"If Congress doesn't act soon, many more plans will fail and participants will lose their pensions," said Joshua Davis, a principal consulting actuary at Cheiron who analyzed the filings. "Meanwhile, plans that are already well-funded are becoming financially healthier," he added.
As many as 12 more multiemployer pension plans expect to become insolvent by 2020. A total of 44 plans have said they will fail by 2025, when the Central States, Southeast and Southwest Areas Pension Plan, the largest underfunded plan, expects to run out of money. The Pension Benefit Guaranty Corporation, the federal agency which guarantees participants a minimum pension even if their plans fail, has said that it expects its insurance program for multiemployer pension plans will run out of money in fiscal 2025.
Cheiron's November 2018 study found 121 multiemployer pension plans underfunded by $48.9 billion, based on the latest available regulatory filings. The amount of underfunding has since increased by $7.7 billion or 15.7 percent. The plans in the 2019 study have total assets of $41.8 billion and liabilities of $98.3 billion.
The number of struggling multiemployer pension plans would have increased to 124 in the 2019 study but seven fell off the rolls in the past year when they failed or shut down. A few plans also improved their financial outlook after the Treasury Department approved letting them cut benefits for retirees under the Multiemployer Pension Reform Act.

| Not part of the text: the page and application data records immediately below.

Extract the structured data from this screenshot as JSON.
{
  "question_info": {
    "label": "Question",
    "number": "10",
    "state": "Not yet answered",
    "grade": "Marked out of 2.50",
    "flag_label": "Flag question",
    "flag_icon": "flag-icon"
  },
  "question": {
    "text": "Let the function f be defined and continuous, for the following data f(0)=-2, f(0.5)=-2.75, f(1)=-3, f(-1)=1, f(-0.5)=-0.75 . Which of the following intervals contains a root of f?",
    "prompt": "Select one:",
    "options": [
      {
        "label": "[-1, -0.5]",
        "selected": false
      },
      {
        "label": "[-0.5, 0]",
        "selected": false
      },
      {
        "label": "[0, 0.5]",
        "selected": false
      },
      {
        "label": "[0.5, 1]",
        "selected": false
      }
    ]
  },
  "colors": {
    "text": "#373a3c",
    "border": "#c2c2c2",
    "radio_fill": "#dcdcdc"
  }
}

All the financially distressed multiemployer pension plans are in what is known as "critical and declining" condition and have informed regulators that they expect to become insolvent within 20 years, as required by the Multiemployer Pension Reform Act of 2014.
Just three of the plans, Central States, the New England Teamsters and Trucking Industry Pension Fund, and the Bakery, Confectionery, Tobacco Workers and Grain Millers International Union pension fund account for $35.3 billion or 62.4 percent of the total unfunded liability of all the failing multiemployer pension plans. They cover 571,801 participants, or 41.8 percent of the 1.4 million participants in all financially troubled multiemployer pension plans. The PBGC covers a total of 1,400 multiemployer pension plans with 10.8 million participants.
The multiemployer pension crisis developed because of the Great Recession, industry deregulation, a smaller unionized workforce resulting in fewer active participants in declining industries, and employers exiting the system through bankruptcies or by withdrawing, leaving the remaining employers responsible for the unfunded liabilities.
Multiemployer pension plans, also known as Taft-Hartley plans, are industry plans that cover unionized workers and pensioners. They are jointly sponsored by employers and labor unions.
Cheiron Inc. is an independent full-service pension and healthcare actuarial and financial consulting firm advising public employers, multiemployer plans, non-profit organizations and corporations.
Contact: Vineeta Anand
703-893-1456, Ext. 1171
SOURCE Cheiron Inc.